» **TASK DESCRIPTION**: Lines of the data that contain the word "text" are the ones to copy.

» **SUPPLIED DATA**:
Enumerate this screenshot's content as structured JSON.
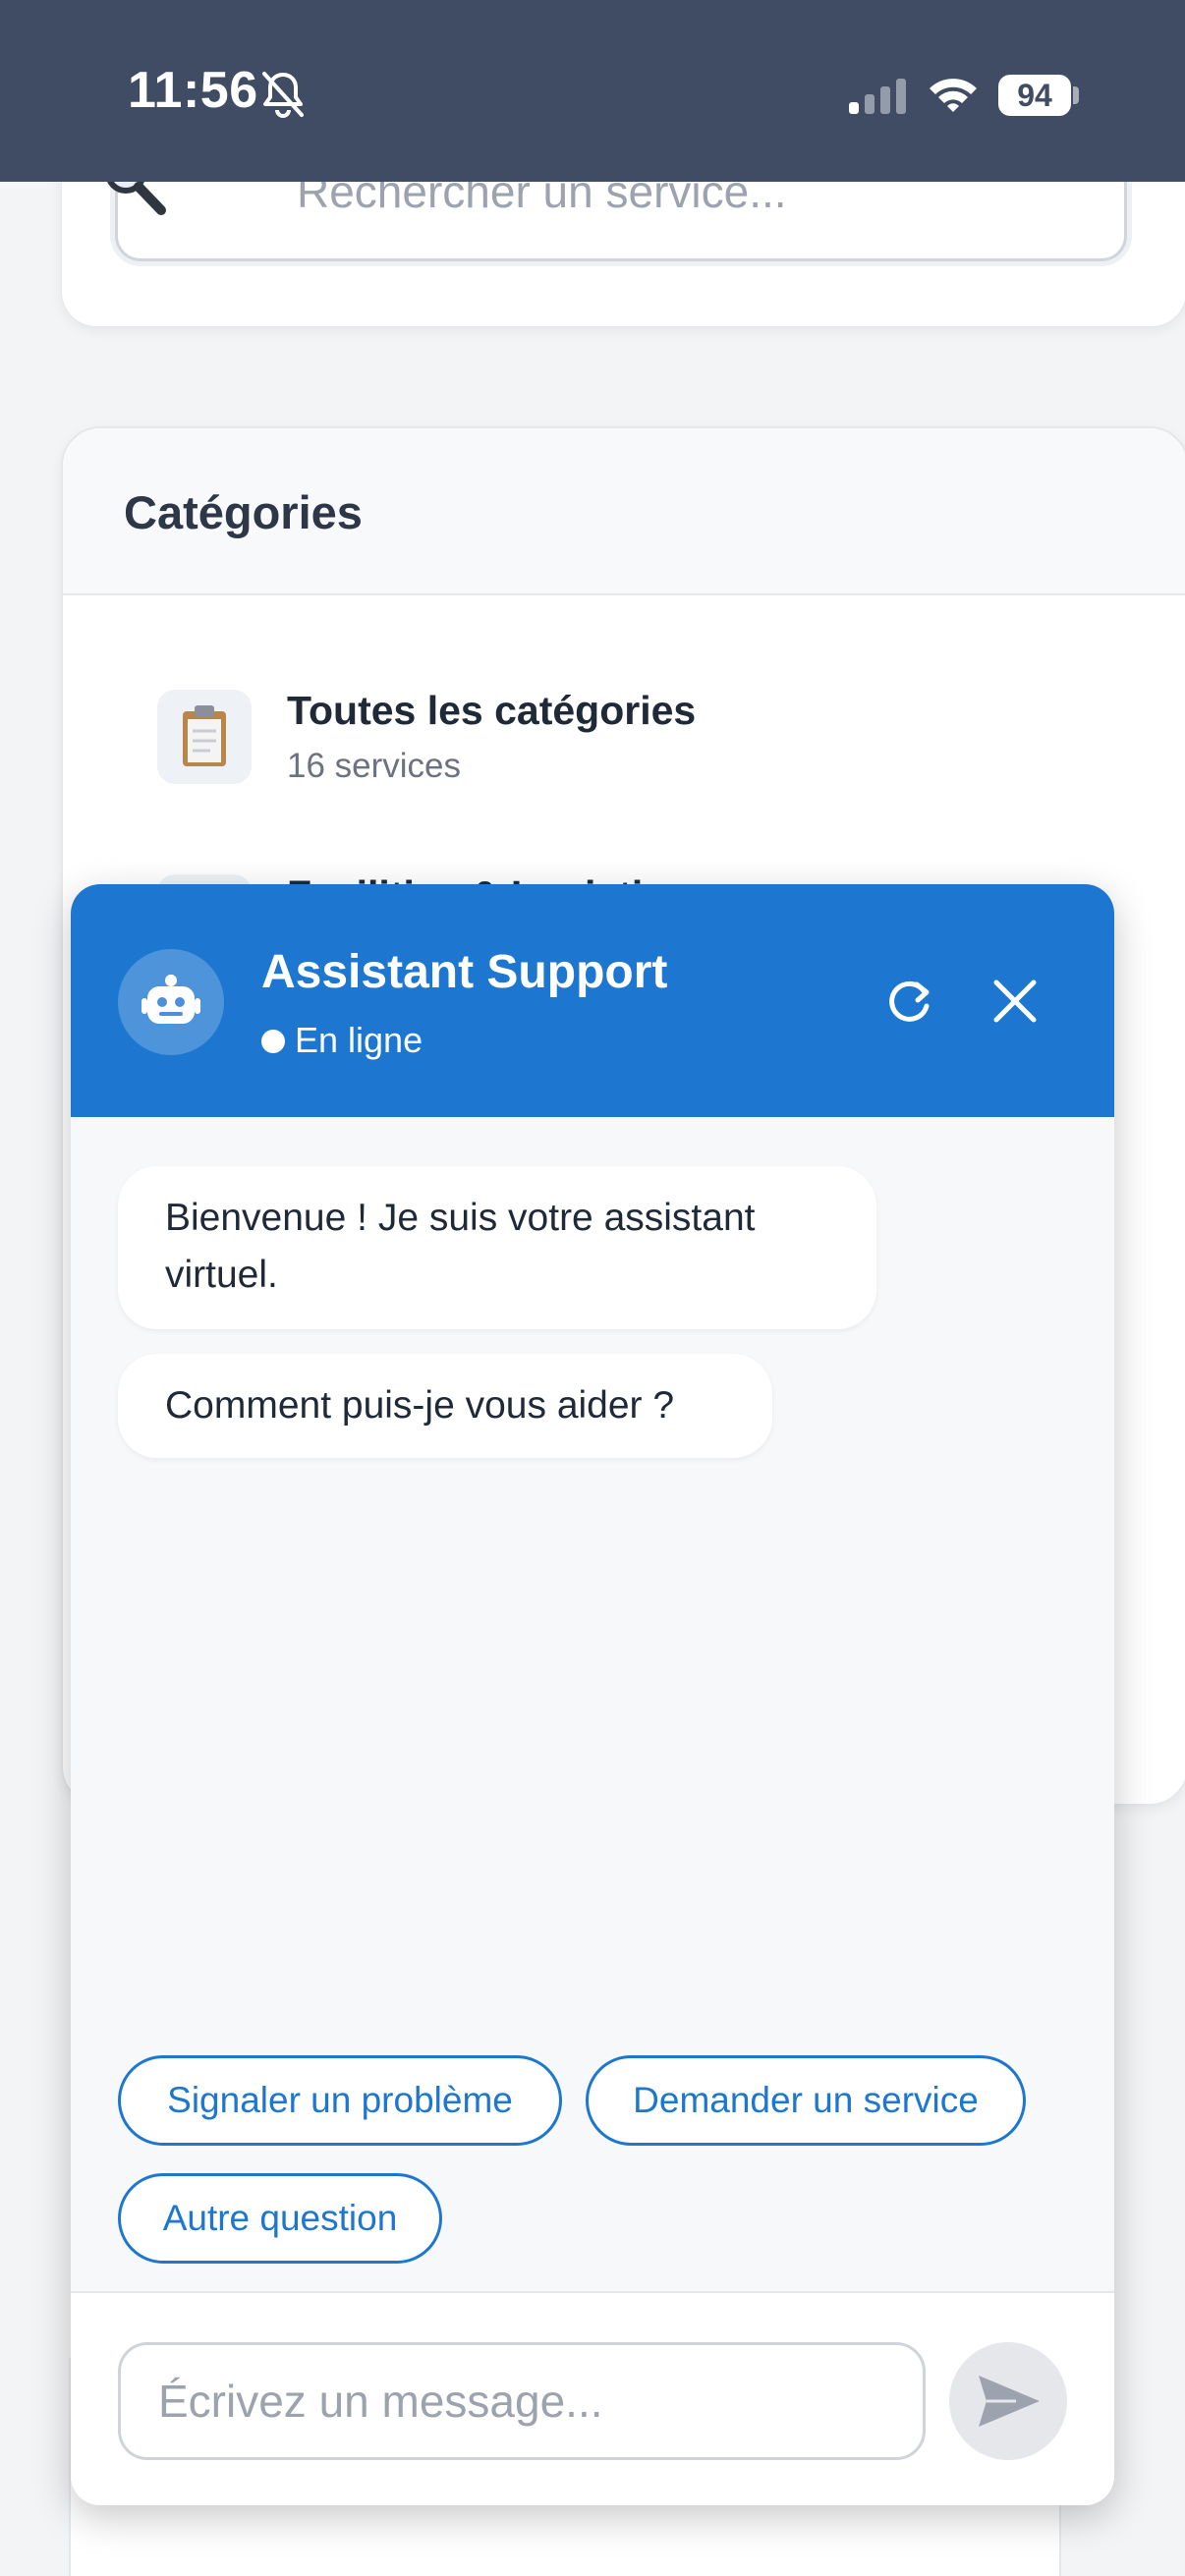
{
  "status_bar": {
    "time": "11:56",
    "battery": "94",
    "icons": [
      "bell-slash-icon",
      "cellular-signal-icon",
      "wifi-icon",
      "battery-icon"
    ]
  },
  "search": {
    "placeholder": "Rechercher un service..."
  },
  "categories": {
    "title": "Catégories",
    "items": [
      {
        "icon": "clipboard-icon",
        "label": "Toutes les catégories",
        "count": "16 services"
      },
      {
        "icon": "category-icon",
        "label": "Facilities & Logistique",
        "count": ""
      }
    ]
  },
  "chat": {
    "title": "Assistant Support",
    "status": "En ligne",
    "colors": {
      "header": "#1d77d0",
      "accent": "#1d77d0"
    },
    "messages": [
      {
        "from": "bot",
        "text": "Bienvenue ! Je suis votre assistant virtuel."
      },
      {
        "from": "bot",
        "text": "Comment puis-je vous aider ?"
      }
    ],
    "quick_replies": [
      "Signaler un problème",
      "Demander un service",
      "Autre question"
    ],
    "input": {
      "placeholder": "Écrivez un message...",
      "value": ""
    },
    "icons": {
      "avatar": "robot-icon",
      "refresh": "refresh-icon",
      "close": "close-icon",
      "send": "send-icon"
    }
  }
}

» **EXPECTED ANSWER**:
        "text": "Bienvenue ! Je suis votre assistant virtuel."
        "text": "Comment puis-je vous aider ?"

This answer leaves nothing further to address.